What do author John Steinbeck, scientist Linus Pauling, and diplomat Henry Kissinger all have in common other than winning a Nobel Peace Prize? They were also Fulbright Scholars. What do Alexander Jusdanis ‘10, Taiyo Scanlon- Kimura ‘11, Abigail Kaplan ‘11, and Becky Shin ’11 all have in common besides graduating from The Wellington School?
They, too, were recently named Fulbright Scholars and may now join the ranks of other illustrious alumni in the program.
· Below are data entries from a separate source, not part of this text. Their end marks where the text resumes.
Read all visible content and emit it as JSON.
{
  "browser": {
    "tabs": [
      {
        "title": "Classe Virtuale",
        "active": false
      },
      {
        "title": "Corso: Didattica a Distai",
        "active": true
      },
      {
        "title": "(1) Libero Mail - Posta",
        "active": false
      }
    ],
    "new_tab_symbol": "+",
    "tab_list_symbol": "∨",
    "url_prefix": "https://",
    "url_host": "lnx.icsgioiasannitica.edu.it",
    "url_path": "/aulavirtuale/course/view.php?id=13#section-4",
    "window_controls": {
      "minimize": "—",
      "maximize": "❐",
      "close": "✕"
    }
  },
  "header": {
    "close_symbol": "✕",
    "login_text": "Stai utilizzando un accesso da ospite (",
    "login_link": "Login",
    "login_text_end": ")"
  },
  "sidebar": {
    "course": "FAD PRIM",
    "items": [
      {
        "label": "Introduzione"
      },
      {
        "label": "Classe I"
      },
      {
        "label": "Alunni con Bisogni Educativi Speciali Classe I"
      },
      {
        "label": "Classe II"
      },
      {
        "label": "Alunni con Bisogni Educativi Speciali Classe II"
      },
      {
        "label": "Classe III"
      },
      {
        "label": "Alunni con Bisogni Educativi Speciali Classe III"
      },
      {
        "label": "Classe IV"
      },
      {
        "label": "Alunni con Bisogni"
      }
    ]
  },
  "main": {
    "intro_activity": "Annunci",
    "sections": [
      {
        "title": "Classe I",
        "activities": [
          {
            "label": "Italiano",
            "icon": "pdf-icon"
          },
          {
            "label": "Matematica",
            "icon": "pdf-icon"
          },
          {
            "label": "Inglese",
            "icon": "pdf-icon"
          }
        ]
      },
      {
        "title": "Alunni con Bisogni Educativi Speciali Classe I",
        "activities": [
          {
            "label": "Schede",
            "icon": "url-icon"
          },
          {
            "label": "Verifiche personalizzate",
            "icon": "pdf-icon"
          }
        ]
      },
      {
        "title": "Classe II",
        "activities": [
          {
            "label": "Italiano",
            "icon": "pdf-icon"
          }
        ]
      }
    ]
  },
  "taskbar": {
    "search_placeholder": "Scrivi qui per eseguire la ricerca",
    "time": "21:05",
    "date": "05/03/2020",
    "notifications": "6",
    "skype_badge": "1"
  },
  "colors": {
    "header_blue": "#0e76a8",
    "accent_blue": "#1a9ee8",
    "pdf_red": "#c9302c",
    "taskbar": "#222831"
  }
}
A prestigious academic honor, the Fulbright Scholar Program was established in 1946 and sponsored by the U.S. Department of State’s Bureau of Educational and Cultural Affairs. Named after distinguished Senator J. William Fulbright for his esteemed contribution to foreign diplomacy, the program’s mission is to provide U.S. and foreign participants meaningful exchanges in the sciences, business, academia, public service, government, and the arts in order to promote greater understanding between the peoples of the world.
“I absolutely believe that my time at Wellington helped me to be the well-rounded, articulate, creative, ambitious candidate that the Fulbright committee was looking for,” Kaplan said.
After graduating from Denison University with a B.A. in French Language and Literature, she was awarded an English Teaching Assistantship to work with high school students in Vénissieux, France for seven months. While Kaplan’s main goal is to encourage students to speak as much English as possible, she also plans to incorporate American culture into her lessons. “The hope is that outside the classroom grantees will act as cultural ambassadors, interacting and assimilating with their community, so in my free time I plan to do some volunteer work, possibly with young people with disabilities.”
For Scanlon-Kimura, a graduate of Oberlin College with a double major in politics and East Asian studies, his family’s heritage fueled a desire to spend time living in Japan. He received a research grant to study regional food systems as drivers of local economies and intends “to analyze the differences More than 7,000 miles away from Columbus, Ohio, Shin is currently teaching English in Cheonan, South Korea. It was her involvement in the Claremont Colleges Asian American Advisory Board, as a student at Scripps College in Southern California, that fostered a deeper awareness of her own Asian American identity while also coming to understand the passions and struggles of others like her.
Now teachers themselves, Kaplan and Shin consider themselves indebted to the foreign language faculty at Wellington. Former Spanish teacher and current Head of Middle School Erin Noviski piqued Shin’s interest in language, while French teacher Maria Baker was inspirational in Kaplan’s desire to become a language teacher. Current upper school teachers Sara Brdar P ’02 ’03 and Erin Cornett ’96 were also influential in developing their students’ critical-thinking skills when considering geopolitics.
“I have always had a love for people and a spirit of adventure,” Shin said. “The more I learned about the Fulbright program, the more I was drawn to it. I loved the idea of not only being an overseas English teacher but also, and more importantly, an American cultural ambassador. I am grateful that Wellington allowed, even encouraged, us to pursue our curiosities and passions and to show us just how far our arms can reach.”